4. Jeff Jarvis: Intelligence isn’t measured by the inch
5. Frédéric Filloux: Jazz is not a byproduct of rap music
6. Jeff Jarvis: The orthodoxy of the article
It is important that journalism has these debates. In an increasingly networked, mobile and social media landscape, there is potential for new forms of narrative. As new devices are invented news will have to bend itself into new shapes, and it may be that the inverted pyramid, or the familiar forms of long-form narrative are not as effective.
Jarvis makes the point that “there are many new ways to accomplish journalistic goals to cover news and gather and share information” and goes on to say that we need to break away from “expensive, inefficient and archaic strictures” [such as articles].
This is where the debate should focus. Yes, we still need articles; yes there are good things about them; no, they are not best for everything; but where is the replacement?
In the Wordle word cloud of two posts by Jarvis and Filloux, there is no mention of platforms, users or functionality. These are issues we need to include in the debate. And sometimes it is useful to take an extreme position just to see how things look from that perspective.
Consider these pearls of wisdom from the Fake Steve Jobs in the 18.04 issue of Wired:

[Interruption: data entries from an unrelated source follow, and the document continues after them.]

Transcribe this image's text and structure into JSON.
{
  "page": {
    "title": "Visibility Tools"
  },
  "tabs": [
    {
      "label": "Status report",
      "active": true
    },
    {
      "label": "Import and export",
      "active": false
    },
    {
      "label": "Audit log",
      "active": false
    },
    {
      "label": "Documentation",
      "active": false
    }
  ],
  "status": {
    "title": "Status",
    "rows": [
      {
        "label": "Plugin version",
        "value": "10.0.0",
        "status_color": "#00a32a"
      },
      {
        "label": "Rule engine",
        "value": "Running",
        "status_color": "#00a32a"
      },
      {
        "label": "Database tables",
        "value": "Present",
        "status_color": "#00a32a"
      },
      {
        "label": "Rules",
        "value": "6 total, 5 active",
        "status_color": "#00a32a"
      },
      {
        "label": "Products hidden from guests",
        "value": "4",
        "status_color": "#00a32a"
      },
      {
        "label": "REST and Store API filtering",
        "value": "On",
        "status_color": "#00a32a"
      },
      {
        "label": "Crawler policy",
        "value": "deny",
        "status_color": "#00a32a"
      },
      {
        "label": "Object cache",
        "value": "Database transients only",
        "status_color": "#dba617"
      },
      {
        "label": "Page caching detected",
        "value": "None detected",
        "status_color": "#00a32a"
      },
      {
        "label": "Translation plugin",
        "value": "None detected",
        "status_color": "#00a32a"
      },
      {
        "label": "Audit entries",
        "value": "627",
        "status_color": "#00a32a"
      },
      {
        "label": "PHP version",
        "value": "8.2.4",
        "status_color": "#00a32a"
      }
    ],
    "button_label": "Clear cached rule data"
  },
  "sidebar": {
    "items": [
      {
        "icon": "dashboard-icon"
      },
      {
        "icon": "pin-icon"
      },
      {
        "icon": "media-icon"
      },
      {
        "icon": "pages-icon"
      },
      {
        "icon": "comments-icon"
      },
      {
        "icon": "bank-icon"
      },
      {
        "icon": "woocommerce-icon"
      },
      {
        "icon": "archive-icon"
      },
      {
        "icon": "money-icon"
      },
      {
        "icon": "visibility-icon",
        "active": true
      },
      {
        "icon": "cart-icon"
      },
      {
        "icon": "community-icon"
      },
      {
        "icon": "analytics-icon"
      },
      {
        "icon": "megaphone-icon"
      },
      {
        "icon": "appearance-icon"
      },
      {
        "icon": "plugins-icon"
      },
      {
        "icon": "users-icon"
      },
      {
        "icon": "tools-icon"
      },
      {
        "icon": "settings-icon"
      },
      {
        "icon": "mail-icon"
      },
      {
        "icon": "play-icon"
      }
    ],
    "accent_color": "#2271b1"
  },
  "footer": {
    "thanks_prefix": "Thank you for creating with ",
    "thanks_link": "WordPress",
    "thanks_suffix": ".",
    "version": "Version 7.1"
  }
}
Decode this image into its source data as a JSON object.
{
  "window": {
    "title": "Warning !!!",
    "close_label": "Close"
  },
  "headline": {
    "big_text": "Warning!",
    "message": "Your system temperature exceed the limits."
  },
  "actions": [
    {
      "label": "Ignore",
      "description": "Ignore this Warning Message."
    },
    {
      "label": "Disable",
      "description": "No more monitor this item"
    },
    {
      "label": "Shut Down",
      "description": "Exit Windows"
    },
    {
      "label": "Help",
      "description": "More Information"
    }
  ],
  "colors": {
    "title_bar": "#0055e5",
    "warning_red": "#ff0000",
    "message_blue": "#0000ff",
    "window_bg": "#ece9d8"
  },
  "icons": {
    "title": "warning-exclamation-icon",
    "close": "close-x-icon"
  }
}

“Anyway, do you really think saving newspapers is just a matter of putting your old crap on a new device? … The iPad isn’t about saving newspapers. It’s about inventing new ways of telling stories, using a whole new language — one that we can’t even imagine right now … Hacks, I’m sorry, but I’m not going to save you.”
Paper hat photo: katerha on Flickr
This entry was posted on Friday, June 17th, 2011 at 12:38. It is filed under Posts and tagged with content, Filloux, innovation, Jarvis, journalism, media industry, multimedia, narrative, social media. You can follow any responses to this entry through the RSS 2.0 feed.